ASSIGNED TASK. Search for the word "home" in the entries. Each line that holds it should be copied.

Top of DATA FOR PROCESSING

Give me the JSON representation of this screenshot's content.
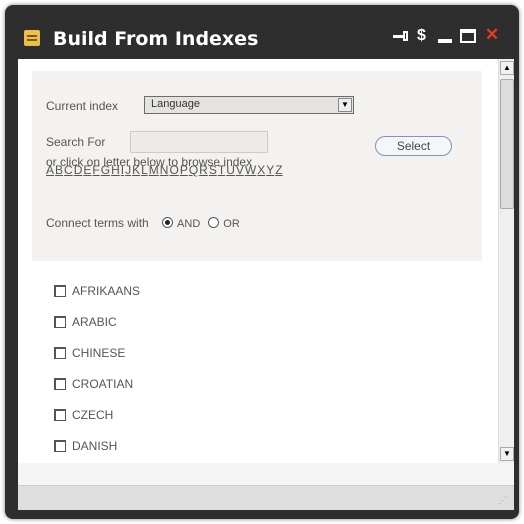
{
  "window": {
    "title": "Build From Indexes",
    "controls": {
      "pin_icon": "pin-icon",
      "refresh_icon": "refresh-icon",
      "refresh_glyph": "$",
      "minimize_icon": "minimize-icon",
      "maximize_icon": "maximize-icon",
      "close_icon": "close-icon",
      "close_glyph": "✕"
    },
    "colors": {
      "titlebar": "#2e2e2e",
      "close": "#e53b1f",
      "button_border": "#7b95c5"
    }
  },
  "form": {
    "current_index_label": "Current index",
    "current_index_value": "Language",
    "search_label": "Search For",
    "search_value": "",
    "select_button": "Select",
    "browse_hint": "or click on letter below to browse index",
    "letters": [
      "A",
      "B",
      "C",
      "D",
      "E",
      "F",
      "G",
      "H",
      "I",
      "J",
      "K",
      "L",
      "M",
      "N",
      "O",
      "P",
      "Q",
      "R",
      "S",
      "T",
      "U",
      "V",
      "W",
      "X",
      "Y",
      "Z"
    ],
    "connect_label": "Connect terms with",
    "connect_options": [
      {
        "label": "AND",
        "selected": true
      },
      {
        "label": "OR",
        "selected": false
      }
    ]
  },
  "languages": [
    {
      "label": "AFRIKAANS",
      "checked": false
    },
    {
      "label": "ARABIC",
      "checked": false
    },
    {
      "label": "CHINESE",
      "checked": false
    },
    {
      "label": "CROATIAN",
      "checked": false
    },
    {
      "label": "CZECH",
      "checked": false
    },
    {
      "label": "DANISH",
      "checked": false
    }
  ]
}
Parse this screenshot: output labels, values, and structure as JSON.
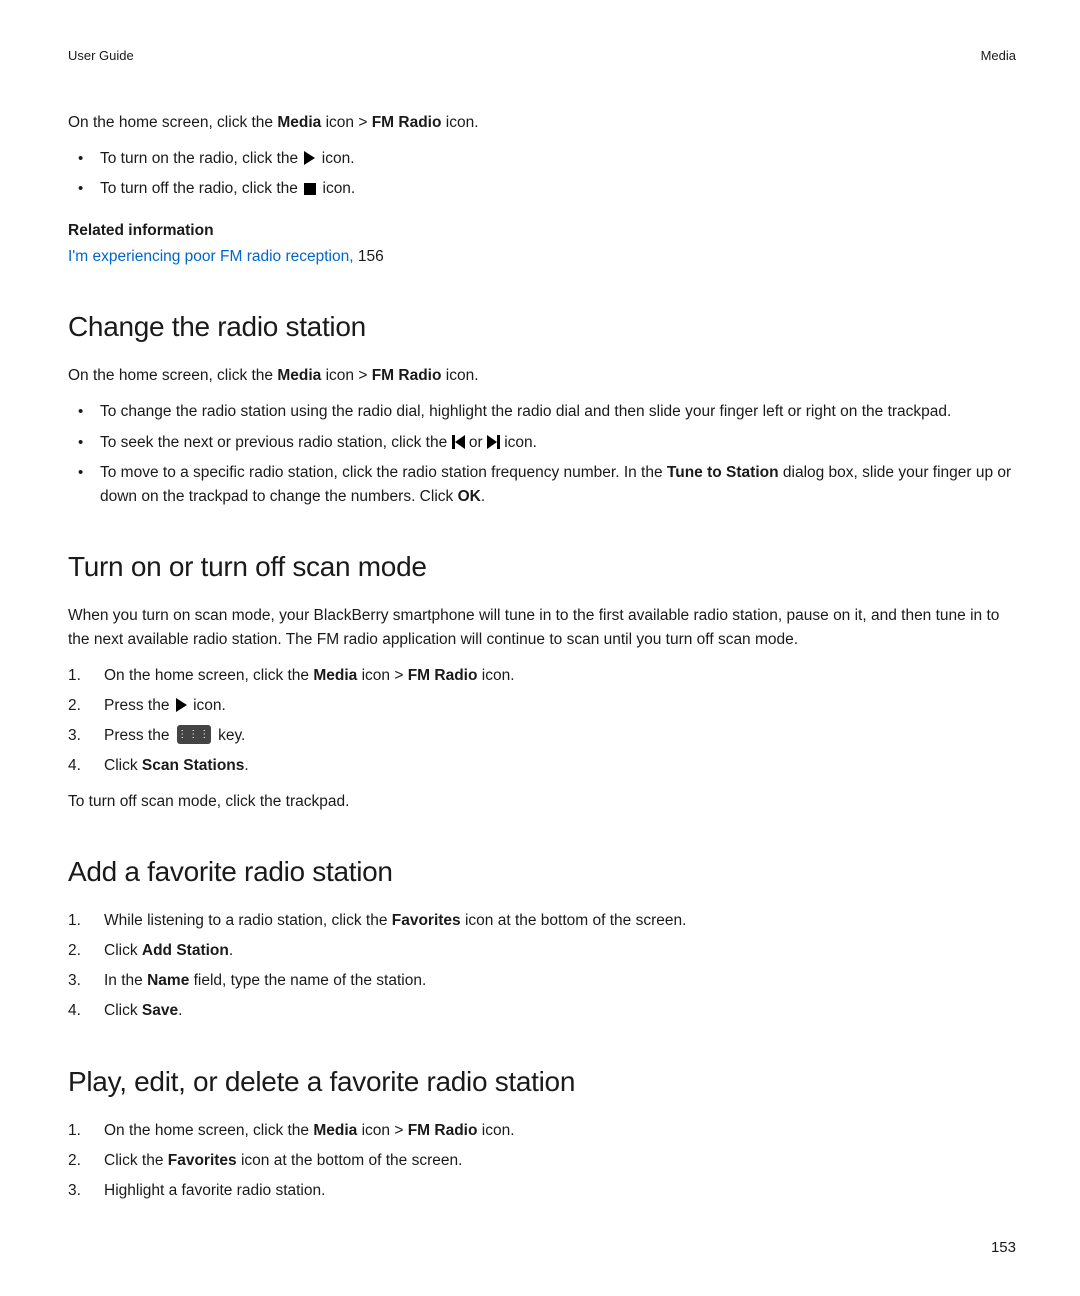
{
  "header": {
    "left": "User Guide",
    "right": "Media"
  },
  "page_number": "153",
  "intro": {
    "p1_a": "On the home screen, click the ",
    "p1_b": " icon > ",
    "p1_c": " icon.",
    "media": "Media",
    "fmradio": "FM Radio",
    "b1_a": "To turn on the radio, click the ",
    "b1_b": " icon.",
    "b2_a": "To turn off the radio, click the ",
    "b2_b": " icon."
  },
  "related": {
    "heading": "Related information",
    "link": "I'm experiencing poor FM radio reception,",
    "page": " 156"
  },
  "sec1": {
    "title": "Change the radio station",
    "p_a": "On the home screen, click the ",
    "p_b": " icon > ",
    "p_c": " icon.",
    "media": "Media",
    "fmradio": "FM Radio",
    "b1": "To change the radio station using the radio dial, highlight the radio dial and then slide your finger left or right on the trackpad.",
    "b2_a": "To seek the next or previous radio station, click the ",
    "b2_b": " or ",
    "b2_c": " icon.",
    "b3_a": "To move to a specific radio station, click the radio station frequency number. In the ",
    "b3_tune": "Tune to Station",
    "b3_b": " dialog box, slide your finger up or down on the trackpad to change the numbers. Click ",
    "b3_ok": "OK",
    "b3_c": "."
  },
  "sec2": {
    "title": "Turn on or turn off scan mode",
    "p1": "When you turn on scan mode, your BlackBerry smartphone will tune in to the first available radio station, pause on it, and then tune in to the next available radio station. The FM radio application will continue to scan until you turn off scan mode.",
    "s1_a": "On the home screen, click the ",
    "s1_b": " icon > ",
    "s1_c": " icon.",
    "media": "Media",
    "fmradio": "FM Radio",
    "s2_a": "Press the ",
    "s2_b": " icon.",
    "s3_a": "Press the ",
    "s3_b": " key.",
    "s4_a": "Click ",
    "s4_b": ".",
    "scan": "Scan Stations",
    "p2": "To turn off scan mode, click the trackpad."
  },
  "sec3": {
    "title": "Add a favorite radio station",
    "s1_a": "While listening to a radio station, click the ",
    "s1_b": " icon at the bottom of the screen.",
    "favorites": "Favorites",
    "s2_a": "Click ",
    "s2_b": ".",
    "add": "Add Station",
    "s3_a": "In the ",
    "s3_b": " field, type the name of the station.",
    "name": "Name",
    "s4_a": "Click ",
    "s4_b": ".",
    "save": "Save"
  },
  "sec4": {
    "title": "Play, edit, or delete a favorite radio station",
    "s1_a": "On the home screen, click the ",
    "s1_b": " icon > ",
    "s1_c": " icon.",
    "media": "Media",
    "fmradio": "FM Radio",
    "s2_a": "Click the ",
    "s2_b": " icon at the bottom of the screen.",
    "favorites": "Favorites",
    "s3": "Highlight a favorite radio station."
  }
}
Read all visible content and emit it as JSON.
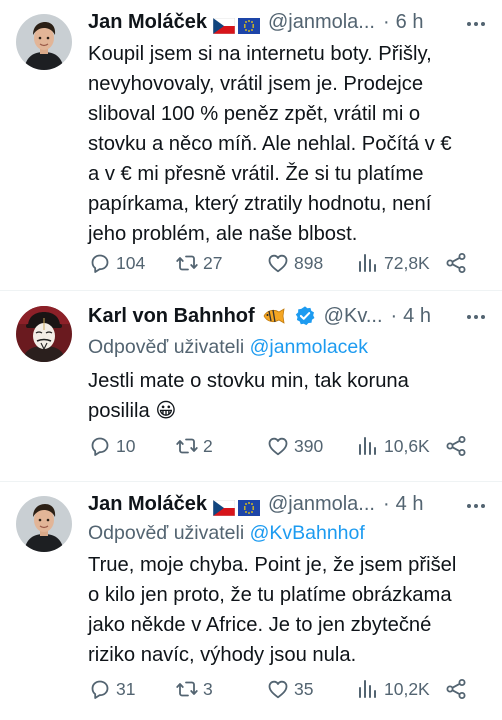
{
  "tweets": [
    {
      "name": "Jan Moláček",
      "handle": "@janmola...",
      "dot": "·",
      "time": "6 h",
      "reply_prefix": "",
      "reply_mention": "",
      "lines": [
        "Koupil jsem si na internetu boty. Přišly,",
        "nevyhovovaly, vrátil jsem je. Prodejce",
        "sliboval 100 % peněz zpět, vrátil mi o",
        "stovku a něco míň. Ale nehlal. Počítá v €",
        "a v € mi přesně vrátil. Že si tu platíme",
        "papírkama, který ztratily hodnotu, není",
        "jeho problém, ale naše blbost."
      ],
      "stats": {
        "replies": "104",
        "retweets": "27",
        "likes": "898",
        "views": "72,8K"
      }
    },
    {
      "name": "Karl von Bahnhof",
      "handle": "@Kv...",
      "dot": "·",
      "time": "4 h",
      "reply_prefix": "Odpověď uživateli",
      "reply_mention": "@janmolacek",
      "lines": [
        "Jestli mate o stovku min, tak koruna",
        "posilila 😀"
      ],
      "stats": {
        "replies": "10",
        "retweets": "2",
        "likes": "390",
        "views": "10,6K"
      }
    },
    {
      "name": "Jan Moláček",
      "handle": "@janmola...",
      "dot": "·",
      "time": "4 h",
      "reply_prefix": "Odpověď uživateli",
      "reply_mention": "@KvBahnhof",
      "lines": [
        "True, moje chyba. Point je, že jsem přišel",
        "o kilo jen proto, že tu platíme obrázkama",
        "jako někde v Africe. Je to jen zbytečné",
        "riziko navíc, výhody jsou nula."
      ],
      "stats": {
        "replies": "31",
        "retweets": "3",
        "likes": "35",
        "views": "10,2K"
      }
    }
  ],
  "icons": {
    "flag_cz": "czech-flag-icon",
    "flag_eu": "eu-flag-icon",
    "fish": "fish-emoji-icon",
    "verified": "verified-badge-icon",
    "more": "more-dots-icon",
    "reply": "reply-icon",
    "retweet": "retweet-icon",
    "like": "heart-icon",
    "views": "views-chart-icon",
    "share": "share-icon"
  },
  "colors": {
    "text": "#0f1419",
    "secondary": "#536471",
    "link": "#1d9bf0",
    "divider": "#eff3f4"
  }
}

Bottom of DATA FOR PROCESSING

SOLUTION TO THIS TASK.
    "p1_a": "On the home screen, click the ",
    "p_a": "On the home screen, click the ",
    "s1_a": "On the home screen, click the ",
    "s1_a": "On the home screen, click the ",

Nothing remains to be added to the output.